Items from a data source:
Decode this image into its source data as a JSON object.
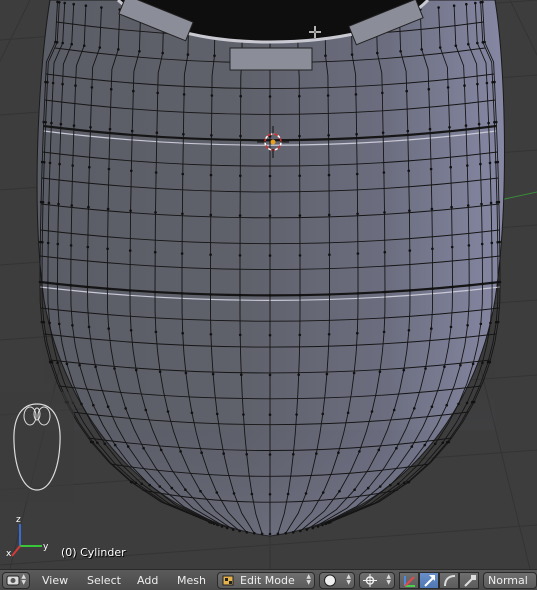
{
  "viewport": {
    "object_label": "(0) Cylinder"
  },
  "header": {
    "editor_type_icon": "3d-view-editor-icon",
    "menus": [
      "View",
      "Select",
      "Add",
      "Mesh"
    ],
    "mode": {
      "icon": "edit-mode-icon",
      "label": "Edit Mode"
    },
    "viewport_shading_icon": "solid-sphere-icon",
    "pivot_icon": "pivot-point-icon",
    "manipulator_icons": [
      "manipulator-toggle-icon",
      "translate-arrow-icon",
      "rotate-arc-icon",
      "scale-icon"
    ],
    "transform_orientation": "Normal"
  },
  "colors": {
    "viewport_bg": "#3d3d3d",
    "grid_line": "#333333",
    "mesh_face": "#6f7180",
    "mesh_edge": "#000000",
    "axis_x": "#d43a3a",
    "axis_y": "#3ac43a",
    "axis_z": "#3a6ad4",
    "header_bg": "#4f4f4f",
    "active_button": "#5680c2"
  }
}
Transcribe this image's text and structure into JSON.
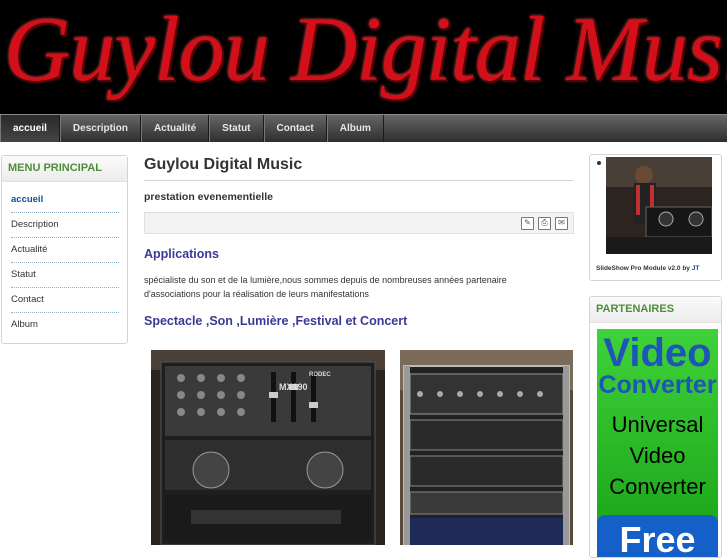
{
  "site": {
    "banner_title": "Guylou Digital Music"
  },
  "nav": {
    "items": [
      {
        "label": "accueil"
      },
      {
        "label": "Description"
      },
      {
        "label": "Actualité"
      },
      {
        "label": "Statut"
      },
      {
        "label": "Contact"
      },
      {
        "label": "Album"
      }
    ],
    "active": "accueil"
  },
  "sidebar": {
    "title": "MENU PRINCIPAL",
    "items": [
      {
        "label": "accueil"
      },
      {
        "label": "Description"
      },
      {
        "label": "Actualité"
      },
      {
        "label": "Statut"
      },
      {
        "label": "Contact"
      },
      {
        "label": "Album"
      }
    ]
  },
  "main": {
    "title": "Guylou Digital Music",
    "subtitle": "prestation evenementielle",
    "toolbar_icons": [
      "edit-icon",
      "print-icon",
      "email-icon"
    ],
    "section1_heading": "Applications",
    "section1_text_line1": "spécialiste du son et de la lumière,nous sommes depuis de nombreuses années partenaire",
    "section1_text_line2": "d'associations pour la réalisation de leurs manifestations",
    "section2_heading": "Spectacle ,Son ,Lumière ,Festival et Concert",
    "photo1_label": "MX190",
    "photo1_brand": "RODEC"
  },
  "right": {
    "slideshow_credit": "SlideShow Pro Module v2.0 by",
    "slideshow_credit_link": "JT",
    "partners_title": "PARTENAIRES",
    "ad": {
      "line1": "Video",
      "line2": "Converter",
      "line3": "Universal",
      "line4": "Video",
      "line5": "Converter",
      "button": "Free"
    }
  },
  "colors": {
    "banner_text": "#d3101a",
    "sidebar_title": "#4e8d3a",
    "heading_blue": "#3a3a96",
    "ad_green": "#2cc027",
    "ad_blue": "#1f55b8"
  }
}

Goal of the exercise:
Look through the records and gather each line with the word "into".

Solution:
Decode this image into its source data as a JSON object.
Transcribe this image's text and structure into JSON.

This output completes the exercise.